What you are asked to do: Your answer must be every line of the data that contains "分类备份".

>>>

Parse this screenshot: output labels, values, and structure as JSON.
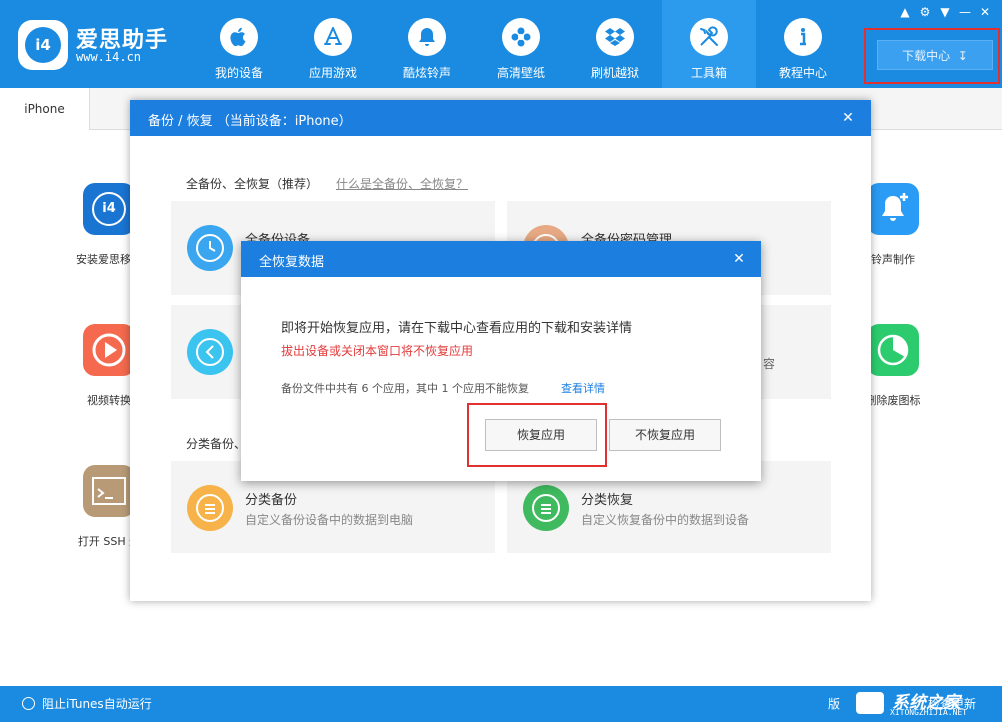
{
  "app": {
    "brand_name": "爱思助手",
    "brand_url": "www.i4.cn",
    "logo_text": "i4"
  },
  "nav": [
    {
      "label": "我的设备",
      "icon": "apple-icon"
    },
    {
      "label": "应用游戏",
      "icon": "app-store-icon"
    },
    {
      "label": "酷炫铃声",
      "icon": "bell-icon"
    },
    {
      "label": "高清壁纸",
      "icon": "flower-icon"
    },
    {
      "label": "刷机越狱",
      "icon": "dropbox-icon"
    },
    {
      "label": "工具箱",
      "icon": "tools-icon",
      "active": true
    },
    {
      "label": "教程中心",
      "icon": "info-icon"
    }
  ],
  "window_controls": [
    "shirt-icon",
    "gear-icon",
    "menu-icon",
    "minimize-icon",
    "close-icon"
  ],
  "download_center": {
    "label": "下载中心"
  },
  "tabs": [
    {
      "label": "iPhone"
    }
  ],
  "background_tools": [
    {
      "label": "安装爱思移动",
      "color": "#1a75d2"
    },
    {
      "label": "视频转换",
      "color": "#f56a4e"
    },
    {
      "label": "打开 SSH 通",
      "color": "#b89b76"
    },
    {
      "label": "铃声制作",
      "color": "#2a9cf5"
    },
    {
      "label": "删除废图标",
      "color": "#2ccc6e"
    }
  ],
  "backup_modal": {
    "title": "备份 / 恢复   （当前设备：iPhone）",
    "section1_title": "全备份、全恢复（推荐）",
    "section1_link": "什么是全备份、全恢复？",
    "section2_title": "分类备份、",
    "cards": {
      "full_backup_title": "全备份设备",
      "full_password_title": "全备份密码管理",
      "card3_fragment": "容",
      "category_backup_title": "分类备份",
      "category_backup_desc": "自定义备份设备中的数据到电脑",
      "category_restore_title": "分类恢复",
      "category_restore_desc": "自定义恢复备份中的数据到设备"
    }
  },
  "restore_dialog": {
    "title": "全恢复数据",
    "message": "即将开始恢复应用，请在下载中心查看应用的下载和安装详情",
    "warning": "拔出设备或关闭本窗口将不恢复应用",
    "info": "备份文件中共有 6 个应用，其中 1 个应用不能恢复",
    "details_link": "查看详情",
    "confirm_button": "恢复应用",
    "cancel_button": "不恢复应用"
  },
  "statusbar": {
    "itunes_toggle": "阻止iTunes自动运行",
    "right_fragment1": "版",
    "right_fragment2": "检查更新"
  },
  "watermark": {
    "text": "系统之家",
    "url": "XITONGZHIJIA.NET"
  },
  "colors": {
    "primary": "#1a8be0",
    "modal_header": "#1c7fe0",
    "highlight": "#e23030",
    "warning_text": "#e33b3b"
  }
}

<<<

Answer area:
    "section2_title": "分类备份、",
      "category_backup_title": "分类备份",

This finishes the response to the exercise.